Image ID BB2542 - Chequered Skipper - © Steven Cheshire
Chequered Skipper male (imago)
BB2542 ©
Image ID BB2541 - Chequered Skipper - © Steven Cheshire
Chequered Skipper male (imago)
BB2541 ©
Image ID BB2540 - Chequered Skipper - © Steven Cheshire
Chequered Skipper female (imago)
BB2540 ©
Image ID BB2539 - Chequered Skipper - © Steven Cheshire
Chequered Skipper female (imago)
BB2539 ©
Image ID BB2538 - Chequered Skipper - © Steven Cheshire
Chequered Skipper female (imago)
BB2538 ©
Image ID BB2537 - Chequered Skipper - © Steven Cheshire
Chequered Skipper female (imago)
BB2537 ©
Image ID BB2536 - Chequered Skipper - © Steven Cheshire
Chequered Skipper female (imago)
BB2536 ©
Image ID BB2535 - Chequered Skipper - © Steven Cheshire
Chequered Skipper female (imago)
BB2535 ©

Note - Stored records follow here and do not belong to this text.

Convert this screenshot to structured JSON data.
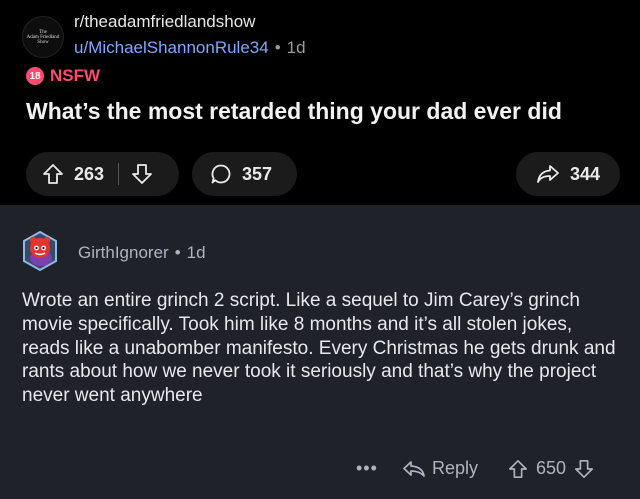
{
  "post": {
    "subreddit": "r/theadamfriedlandshow",
    "subreddit_icon_text": [
      "The",
      "Adam Friedland",
      "Show"
    ],
    "author": "u/MichaelShannonRule34",
    "separator": "•",
    "time": "1d",
    "nsfw_badge": "18",
    "nsfw_label": "NSFW",
    "title": "What’s the most retarded thing your dad ever did",
    "upvotes": "263",
    "comments": "357",
    "shares": "344"
  },
  "comment": {
    "author": "GirthIgnorer",
    "separator": "•",
    "time": "1d",
    "body": "Wrote an entire grinch 2 script. Like a sequel to Jim Carey’s grinch movie specifically. Took him like 8 months and it’s all stolen jokes, reads like a unabomber manifesto. Every Christmas he gets drunk and rants about how we never took it seriously and that’s why the project never went anywhere",
    "more_label": "•••",
    "reply_label": "Reply",
    "votes": "650"
  },
  "colors": {
    "post_bg": "#000000",
    "comment_bg": "#1f2229",
    "nsfw": "#ff4a6b",
    "author_link": "#7fa8ff",
    "pill_bg": "#1b1b1b"
  },
  "icons": [
    "upvote-icon",
    "downvote-icon",
    "comment-bubble-icon",
    "share-arrow-icon",
    "reply-arrow-icon",
    "snoo-avatar-icon",
    "subreddit-icon"
  ]
}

Image ID BB2534 - Chequered Skipper - © Steven Cheshire
Chequered Skipper female (imago)
BB2534 ©
Image ID BB2533 - Chequered Skipper - © Steven Cheshire
Chequered Skipper female (imago)
BB2533 ©
There are 95 photographs of the Chequered Skipper in our stock photo library.
View more photographs of the Chequered Skipper as a thumbnail gallery or as a slideshow.
Aberrations and forms
There are 9 named aberrant forms of the Chequered Skipper currently listed. Find out more about aberrants here.

ab. albinotica - Goodson 1960
ab. aurantia - Tutt 1906
ab. conjuncta - Blachier 1910
ab. excessa - Tutt 1906
ab. habeneyi - Siegel 1921
ab. luteana - Cabeau 1926
ab. melicertes - Schultz 1902
ab. nigra - Derenne 1919
ab. scabellata - Lempke 1953